Please, if you are an advocate, take care of yourself. If you rely on advocates, remember that they have needs, too.

Tuesday, August 4, 2015

Blogging Cycles

In 2011, there were 169 posts to The Autistic Me. That number has steadily declined, by almost half every two years. For 2015, only 17 posts have been composed. (The blog started in 2007 and took some time to grow.)

The blog activity is a feedback loop, or an incentive cycle. As readership and responses fell, so did my impulse to post new content. With less new content, there was less reason for readers to stumble upon the blog. The decline of RSS readers, the decline of various Autism portals, and a general shift to social media contributed further to the decline in activity.

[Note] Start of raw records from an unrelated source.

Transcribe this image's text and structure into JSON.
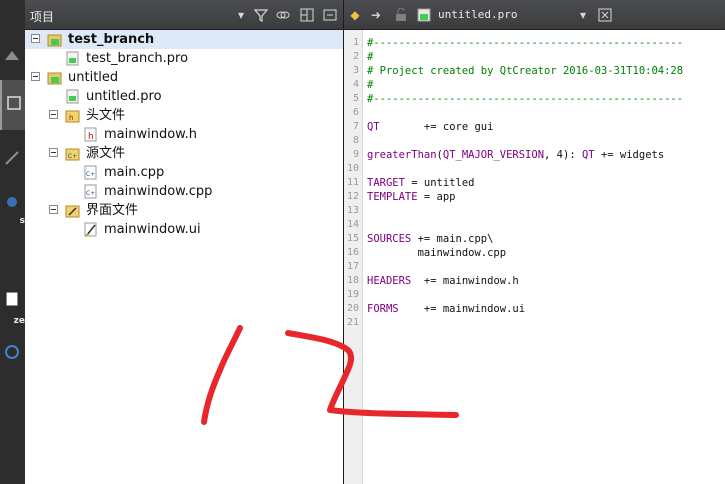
{
  "project_pane": {
    "title": "项目",
    "tree": [
      {
        "label": "test_branch",
        "level": 0,
        "type": "project",
        "bold": true,
        "selected": true,
        "expander": true
      },
      {
        "label": "test_branch.pro",
        "level": 1,
        "type": "pro"
      },
      {
        "label": "untitled",
        "level": 0,
        "type": "project",
        "expander": true
      },
      {
        "label": "untitled.pro",
        "level": 1,
        "type": "pro"
      },
      {
        "label": "头文件",
        "level": 1,
        "type": "folder-headers",
        "expander": true
      },
      {
        "label": "mainwindow.h",
        "level": 2,
        "type": "h"
      },
      {
        "label": "源文件",
        "level": 1,
        "type": "folder-sources",
        "expander": true
      },
      {
        "label": "main.cpp",
        "level": 2,
        "type": "cpp"
      },
      {
        "label": "mainwindow.cpp",
        "level": 2,
        "type": "cpp"
      },
      {
        "label": "界面文件",
        "level": 1,
        "type": "folder-forms",
        "expander": true
      },
      {
        "label": "mainwindow.ui",
        "level": 2,
        "type": "ui"
      }
    ]
  },
  "modebar": {
    "labels": [
      "s",
      "ze"
    ]
  },
  "editor": {
    "filename": "untitled.pro",
    "lines": [
      {
        "n": "1",
        "parts": [
          {
            "t": "#-------------------------------------------------",
            "c": "cm"
          }
        ]
      },
      {
        "n": "2",
        "parts": [
          {
            "t": "#",
            "c": "cm"
          }
        ]
      },
      {
        "n": "3",
        "parts": [
          {
            "t": "# Project created by QtCreator 2016-03-31T10:04:28",
            "c": "cm"
          }
        ]
      },
      {
        "n": "4",
        "parts": [
          {
            "t": "#",
            "c": "cm"
          }
        ]
      },
      {
        "n": "5",
        "parts": [
          {
            "t": "#-------------------------------------------------",
            "c": "cm"
          }
        ]
      },
      {
        "n": "6",
        "parts": []
      },
      {
        "n": "7",
        "parts": [
          {
            "t": "QT",
            "c": "kw"
          },
          {
            "t": "       += core gui",
            "c": ""
          }
        ]
      },
      {
        "n": "8",
        "parts": []
      },
      {
        "n": "9",
        "parts": [
          {
            "t": "greaterThan",
            "c": "kw"
          },
          {
            "t": "(",
            "c": ""
          },
          {
            "t": "QT_MAJOR_VERSION",
            "c": "kw"
          },
          {
            "t": ", 4): ",
            "c": ""
          },
          {
            "t": "QT",
            "c": "kw"
          },
          {
            "t": " += widgets",
            "c": ""
          }
        ]
      },
      {
        "n": "10",
        "parts": []
      },
      {
        "n": "11",
        "parts": [
          {
            "t": "TARGET",
            "c": "kw"
          },
          {
            "t": " = untitled",
            "c": ""
          }
        ]
      },
      {
        "n": "12",
        "parts": [
          {
            "t": "TEMPLATE",
            "c": "kw"
          },
          {
            "t": " = app",
            "c": ""
          }
        ]
      },
      {
        "n": "13",
        "parts": []
      },
      {
        "n": "14",
        "parts": []
      },
      {
        "n": "15",
        "parts": [
          {
            "t": "SOURCES",
            "c": "kw"
          },
          {
            "t": " += main.cpp\\",
            "c": ""
          }
        ]
      },
      {
        "n": "16",
        "parts": [
          {
            "t": "        mainwindow.cpp",
            "c": ""
          }
        ]
      },
      {
        "n": "17",
        "parts": []
      },
      {
        "n": "18",
        "parts": [
          {
            "t": "HEADERS",
            "c": "kw"
          },
          {
            "t": "  += mainwindow.h",
            "c": ""
          }
        ]
      },
      {
        "n": "19",
        "parts": []
      },
      {
        "n": "20",
        "parts": [
          {
            "t": "FORMS",
            "c": "kw"
          },
          {
            "t": "    += mainwindow.ui",
            "c": ""
          }
        ]
      },
      {
        "n": "21",
        "parts": []
      }
    ]
  },
  "annotation": {
    "text": "12",
    "color": "#e8272c"
  },
  "colors": {
    "accent_selected": "#dde9f7",
    "comment": "#008000",
    "keyword": "#800080",
    "toolbar": "#3f4143"
  }
}
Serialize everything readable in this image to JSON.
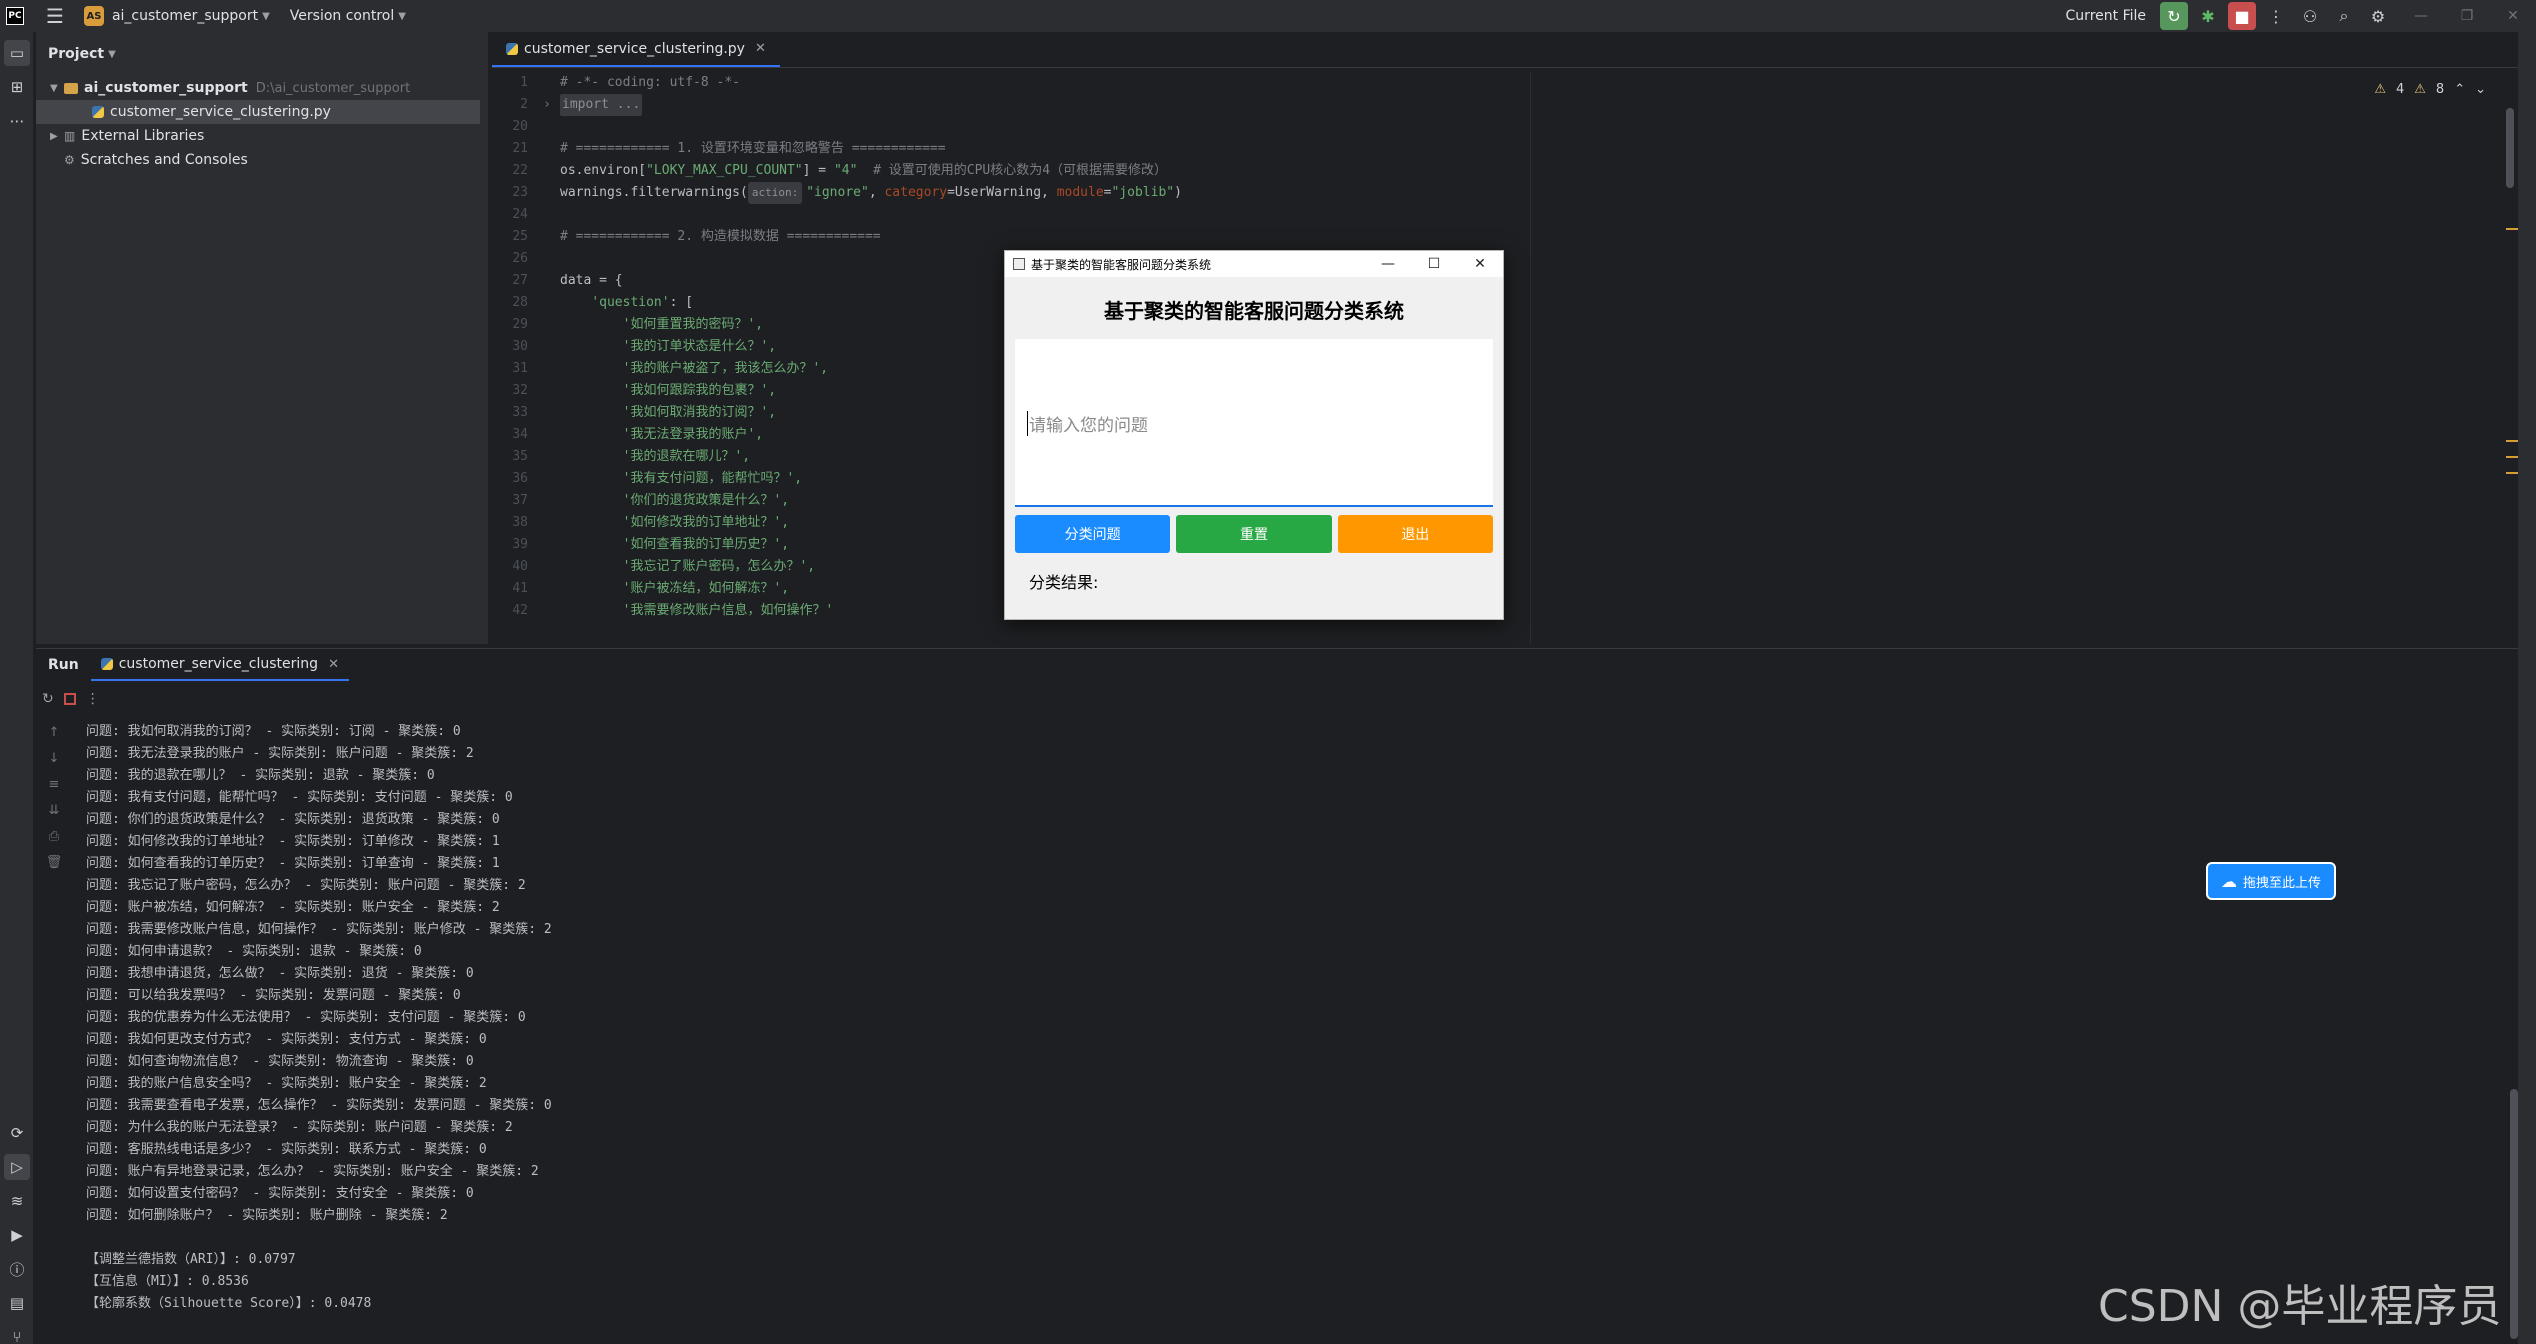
{
  "titlebar": {
    "logo": "PC",
    "project_badge": "AS",
    "project_name": "ai_customer_support",
    "version_control": "Version control",
    "current_file": "Current File"
  },
  "project_panel": {
    "title": "Project",
    "root_name": "ai_customer_support",
    "root_path": "D:\\ai_customer_support",
    "file": "customer_service_clustering.py",
    "external_libraries": "External Libraries",
    "scratches": "Scratches and Consoles"
  },
  "editor": {
    "tab": "customer_service_clustering.py",
    "warnings_a": "4",
    "warnings_b": "8",
    "lines": {
      "l1_num": "1",
      "l1": "# -*- coding: utf-8 -*-",
      "l2_num": "2",
      "l2": "import ...",
      "l20_num": "20",
      "l21_num": "21",
      "l21": "# ============ 1. 设置环境变量和忽略警告 ============",
      "l22_num": "22",
      "l22_a": "os.environ[",
      "l22_b": "\"LOKY_MAX_CPU_COUNT\"",
      "l22_c": "] = ",
      "l22_d": "\"4\"",
      "l22_e": "  # 设置可使用的CPU核心数为4（可根据需要修改）",
      "l23_num": "23",
      "l23_a": "warnings.filterwarnings(",
      "l23_hint": "action:",
      "l23_b": "\"ignore\"",
      "l23_c": ", ",
      "l23_d": "category",
      "l23_e": "=UserWarning, ",
      "l23_f": "module",
      "l23_g": "=",
      "l23_h": "\"joblib\"",
      "l23_i": ")",
      "l24_num": "24",
      "l25_num": "25",
      "l25": "# ============ 2. 构造模拟数据 ============",
      "l26_num": "26",
      "l27_num": "27",
      "l27": "data = {",
      "l28_num": "28",
      "l28_a": "    ",
      "l28_b": "'question'",
      "l28_c": ": [",
      "l29_num": "29",
      "l29": "        '如何重置我的密码？',",
      "l30_num": "30",
      "l30": "        '我的订单状态是什么？',",
      "l31_num": "31",
      "l31": "        '我的账户被盗了，我该怎么办？',",
      "l32_num": "32",
      "l32": "        '我如何跟踪我的包裹？',",
      "l33_num": "33",
      "l33": "        '我如何取消我的订阅？',",
      "l34_num": "34",
      "l34": "        '我无法登录我的账户',",
      "l35_num": "35",
      "l35": "        '我的退款在哪儿？',",
      "l36_num": "36",
      "l36": "        '我有支付问题，能帮忙吗？',",
      "l37_num": "37",
      "l37": "        '你们的退货政策是什么？',",
      "l38_num": "38",
      "l38": "        '如何修改我的订单地址？',",
      "l39_num": "39",
      "l39": "        '如何查看我的订单历史？',",
      "l40_num": "40",
      "l40": "        '我忘记了账户密码，怎么办？',",
      "l41_num": "41",
      "l41": "        '账户被冻结，如何解冻？',",
      "l42_num": "42",
      "l42": "        '我需要修改账户信息，如何操作？'"
    }
  },
  "run_panel": {
    "title": "Run",
    "tab": "customer_service_clustering",
    "console": [
      "问题: 我如何取消我的订阅？ - 实际类别: 订阅 - 聚类簇: 0",
      "问题: 我无法登录我的账户 - 实际类别: 账户问题 - 聚类簇: 2",
      "问题: 我的退款在哪儿？ - 实际类别: 退款 - 聚类簇: 0",
      "问题: 我有支付问题，能帮忙吗？ - 实际类别: 支付问题 - 聚类簇: 0",
      "问题: 你们的退货政策是什么？ - 实际类别: 退货政策 - 聚类簇: 0",
      "问题: 如何修改我的订单地址？ - 实际类别: 订单修改 - 聚类簇: 1",
      "问题: 如何查看我的订单历史？ - 实际类别: 订单查询 - 聚类簇: 1",
      "问题: 我忘记了账户密码，怎么办？ - 实际类别: 账户问题 - 聚类簇: 2",
      "问题: 账户被冻结，如何解冻？ - 实际类别: 账户安全 - 聚类簇: 2",
      "问题: 我需要修改账户信息，如何操作？ - 实际类别: 账户修改 - 聚类簇: 2",
      "问题: 如何申请退款？ - 实际类别: 退款 - 聚类簇: 0",
      "问题: 我想申请退货，怎么做？ - 实际类别: 退货 - 聚类簇: 0",
      "问题: 可以给我发票吗？ - 实际类别: 发票问题 - 聚类簇: 0",
      "问题: 我的优惠券为什么无法使用？ - 实际类别: 支付问题 - 聚类簇: 0",
      "问题: 我如何更改支付方式？ - 实际类别: 支付方式 - 聚类簇: 0",
      "问题: 如何查询物流信息？ - 实际类别: 物流查询 - 聚类簇: 0",
      "问题: 我的账户信息安全吗？ - 实际类别: 账户安全 - 聚类簇: 2",
      "问题: 我需要查看电子发票，怎么操作？ - 实际类别: 发票问题 - 聚类簇: 0",
      "问题: 为什么我的账户无法登录？ - 实际类别: 账户问题 - 聚类簇: 2",
      "问题: 客服热线电话是多少？ - 实际类别: 联系方式 - 聚类簇: 0",
      "问题: 账户有异地登录记录，怎么办？ - 实际类别: 账户安全 - 聚类簇: 2",
      "问题: 如何设置支付密码？ - 实际类别: 支付安全 - 聚类簇: 0",
      "问题: 如何删除账户？ - 实际类别: 账户删除 - 聚类簇: 2",
      "",
      "【调整兰德指数（ARI）】: 0.0797",
      "【互信息（MI）】: 0.8536",
      "【轮廓系数（Silhouette Score）】: 0.0478"
    ]
  },
  "upload": {
    "label": "拖拽至此上传"
  },
  "watermark": "CSDN @毕业程序员",
  "dialog": {
    "window_title": "基于聚类的智能客服问题分类系统",
    "heading": "基于聚类的智能客服问题分类系统",
    "placeholder": "请输入您的问题",
    "classify": "分类问题",
    "reset": "重置",
    "exit": "退出",
    "result_label": "分类结果:"
  },
  "colors": {
    "accent": "#3574f0",
    "btn_blue": "#1a8cff",
    "btn_green": "#28a745",
    "btn_orange": "#ff9800"
  }
}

How many times can I post about…
…the challenges of living in or even navigating urban settings?
…the sensory overload of mass transit?
…the exhaustion that follows social events?
…the (un)employment situation for people with physical and neurological challenges?
…the insular nature of academia?

The posts here simply aren't that varied. The same topics repeat.

I pulled the "Ask a Question" link because the tone had descended and the content wasn't useful.

I'm not sure what I can or should post anymore. The old issues are tired and worn. I'm not interested in most of the current debates online and dislike the tone of posts (and comments) I read.

Maybe I'll come up with something fun and new. For now, I admit that the blog has been slow and boring. Let me know, via Facebook or Twitter, if you have any good ideas. Suggestions might give this blog new life.

Thank you, to my followers, for sticking around for so many years.

Tuesday, July 14, 2015

Music and Life

Music is important to me. It's not quite an obsession, and I'm not a scholar by any means, but music occupies a significant part of my life.

When I work at my computer or write at my desk, I like to listen to music. It's in the background, blocking all those other sounds that distract me. Music is my "white noise" while I work on projects.

Sound quality matters to me.

Recently, I reimported my favorite CDs into iTunes because, back in the day, 128kbps was what my hard drive could hold, and I skipped so-so tracks back then. But, the tracks sounded "tinny" to me with better headphones, earbuds, or via the home stereo. At 256kbps I can't tell the difference between the CD with these tracks with headphones. (Maybe it is my age, but I doubt anyone could tell the difference unless sitting in a silent room.)

I opted against ALAC / AIFF for now because of space. Yes, I have that many CDs and I'm not always connected to the interwebs. If we someday buy a RAID system, I'll migrate my music library to lossless files formats. Even then, I'd only reimport the music I listen to on a regular basis, as I come across discs that I liked a lot.

Completeness matters, too.

I don't like "holes" in my music library, not even if an album by a favorite band was only okay. There's something about missing a CD that bothers me, like missing a book from a series. Bands and musicians evolve; if you're missing one album, you're missing part of the complete story of that musical evolution.

My Collection

My tastes are not that unique for someone born in the late 1960s. Being raised during the 1970s, I appreciate what might have been the most varied period popular music. Give me the Beatles, Stones, Grateful Dead, and Pink Floyd. I also appreciate surf rock, with the guitars and drums. There's a uniformity even researchers have identified within 1980s pop that lacks the complexity the previous three decades. Yet, I admit that 80s pop with its synthesizers and drum machines is comfortably familiar. The "New Wave" and "Post-Punk" sounds of The Smiths, The Cure, Depeche Mode, The Police… everyone knows the 1980s KROQ playlist.

Celtic, classical, jazz, techno, pop, and metal — I own a bit of everything.

Music reminds of people, places, and events in our lives. Each CD I own means something, a connection that compelled me to add to my collection.